TASK REQUIREMENTS
Please repeat all of the records, keeping every word unchanged.

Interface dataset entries
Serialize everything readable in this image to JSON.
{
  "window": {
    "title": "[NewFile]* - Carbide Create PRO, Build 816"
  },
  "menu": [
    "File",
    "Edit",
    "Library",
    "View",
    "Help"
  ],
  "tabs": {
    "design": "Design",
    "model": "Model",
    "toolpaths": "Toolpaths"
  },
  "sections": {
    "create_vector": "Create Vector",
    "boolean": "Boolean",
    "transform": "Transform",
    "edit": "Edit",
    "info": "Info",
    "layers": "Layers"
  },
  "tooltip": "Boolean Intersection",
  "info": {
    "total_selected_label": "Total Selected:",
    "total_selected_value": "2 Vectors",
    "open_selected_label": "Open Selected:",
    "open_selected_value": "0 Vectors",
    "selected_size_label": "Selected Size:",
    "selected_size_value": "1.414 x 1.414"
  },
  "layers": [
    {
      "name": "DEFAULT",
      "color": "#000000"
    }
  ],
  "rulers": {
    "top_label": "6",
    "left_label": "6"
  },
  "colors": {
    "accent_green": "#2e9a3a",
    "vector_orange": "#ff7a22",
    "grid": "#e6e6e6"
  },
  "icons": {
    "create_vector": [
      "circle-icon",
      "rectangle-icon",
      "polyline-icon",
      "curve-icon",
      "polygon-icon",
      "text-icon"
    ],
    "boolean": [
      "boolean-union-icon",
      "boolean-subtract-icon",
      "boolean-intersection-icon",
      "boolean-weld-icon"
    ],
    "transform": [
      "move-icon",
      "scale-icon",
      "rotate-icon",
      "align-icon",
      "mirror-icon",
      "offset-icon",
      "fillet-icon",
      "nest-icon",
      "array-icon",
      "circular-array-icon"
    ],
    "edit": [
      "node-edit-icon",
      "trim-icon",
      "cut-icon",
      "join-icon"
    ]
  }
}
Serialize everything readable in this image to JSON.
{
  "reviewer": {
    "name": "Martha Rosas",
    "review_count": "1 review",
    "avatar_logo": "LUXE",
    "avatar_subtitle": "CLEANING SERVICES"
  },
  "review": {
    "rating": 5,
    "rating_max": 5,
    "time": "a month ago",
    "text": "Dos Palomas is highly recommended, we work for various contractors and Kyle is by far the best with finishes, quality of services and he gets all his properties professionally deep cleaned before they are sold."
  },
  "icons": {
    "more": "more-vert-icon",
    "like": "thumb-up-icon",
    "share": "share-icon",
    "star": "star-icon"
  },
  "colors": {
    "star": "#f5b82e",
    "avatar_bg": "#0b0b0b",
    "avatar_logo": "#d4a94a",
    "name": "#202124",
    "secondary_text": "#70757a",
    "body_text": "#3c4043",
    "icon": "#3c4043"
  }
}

RESULT OF THIS TASK
Serialize everything readable in this image to JSON.
{
  "window": {
    "title": "[NewFile]* - Carbide Create PRO, Build 816"
  },
  "menu": [
    "File",
    "Edit",
    "Library",
    "View",
    "Help"
  ],
  "tabs": {
    "design": "Design",
    "model": "Model",
    "toolpaths": "Toolpaths"
  },
  "sections": {
    "create_vector": "Create Vector",
    "boolean": "Boolean",
    "transform": "Transform",
    "edit": "Edit",
    "info": "Info",
    "layers": "Layers"
  },
  "tooltip": "Boolean Intersection",
  "info": {
    "total_selected_label": "Total Selected:",
    "total_selected_value": "2 Vectors",
    "open_selected_label": "Open Selected:",
    "open_selected_value": "0 Vectors",
    "selected_size_label": "Selected Size:",
    "selected_size_value": "1.414 x 1.414"
  },
  "layers": [
    {
      "name": "DEFAULT",
      "color": "#000000"
    }
  ],
  "rulers": {
    "top_label": "6",
    "left_label": "6"
  },
  "colors": {
    "accent_green": "#2e9a3a",
    "vector_orange": "#ff7a22",
    "grid": "#e6e6e6"
  },
  "icons": {
    "create_vector": [
      "circle-icon",
      "rectangle-icon",
      "polyline-icon",
      "curve-icon",
      "polygon-icon",
      "text-icon"
    ],
    "boolean": [
      "boolean-union-icon",
      "boolean-subtract-icon",
      "boolean-intersection-icon",
      "boolean-weld-icon"
    ],
    "transform": [
      "move-icon",
      "scale-icon",
      "rotate-icon",
      "align-icon",
      "mirror-icon",
      "offset-icon",
      "fillet-icon",
      "nest-icon",
      "array-icon",
      "circular-array-icon"
    ],
    "edit": [
      "node-edit-icon",
      "trim-icon",
      "cut-icon",
      "join-icon"
    ]
  }
}
Serialize everything readable in this image to JSON.
{
  "reviewer": {
    "name": "Martha Rosas",
    "review_count": "1 review",
    "avatar_logo": "LUXE",
    "avatar_subtitle": "CLEANING SERVICES"
  },
  "review": {
    "rating": 5,
    "rating_max": 5,
    "time": "a month ago",
    "text": "Dos Palomas is highly recommended, we work for various contractors and Kyle is by far the best with finishes, quality of services and he gets all his properties professionally deep cleaned before they are sold."
  },
  "icons": {
    "more": "more-vert-icon",
    "like": "thumb-up-icon",
    "share": "share-icon",
    "star": "star-icon"
  },
  "colors": {
    "star": "#f5b82e",
    "avatar_bg": "#0b0b0b",
    "avatar_logo": "#d4a94a",
    "name": "#202124",
    "secondary_text": "#70757a",
    "body_text": "#3c4043",
    "icon": "#3c4043"
  }
}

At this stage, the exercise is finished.